> Task prompt:
Line count for the string "title": give the number of lines in the data below that contain it, and nothing more.

──────

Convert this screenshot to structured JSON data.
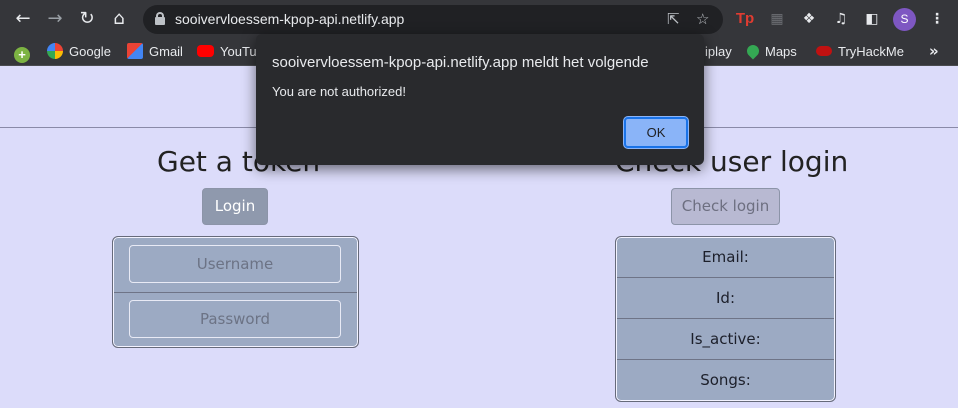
{
  "browser": {
    "url": "sooivervloessem-kpop-api.netlify.app",
    "avatar_initial": "S",
    "ext_tp_label": "Tp",
    "bookmarks": [
      {
        "label": "Google"
      },
      {
        "label": "Gmail"
      },
      {
        "label": "YouTube"
      },
      {
        "label": "iplay"
      },
      {
        "label": "Maps"
      },
      {
        "label": "TryHackMe"
      }
    ],
    "bookmarks_more": "»"
  },
  "login_section": {
    "title": "Get a token",
    "button_label": "Login",
    "username_placeholder": "Username",
    "password_placeholder": "Password"
  },
  "check_section": {
    "title": "Check user login",
    "button_label": "Check login",
    "rows": [
      "Email:",
      "Id:",
      "Is_active:",
      "Songs:"
    ]
  },
  "dialog": {
    "title": "sooivervloessem-kpop-api.netlify.app meldt het volgende",
    "message": "You are not authorized!",
    "ok_label": "OK"
  },
  "colors": {
    "page_bg": "#dcdcfa",
    "card_bg": "#9caac3",
    "dialog_bg": "#292a2d",
    "ok_button": "#8ab4f8"
  }
}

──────

> Solution to the problem:
3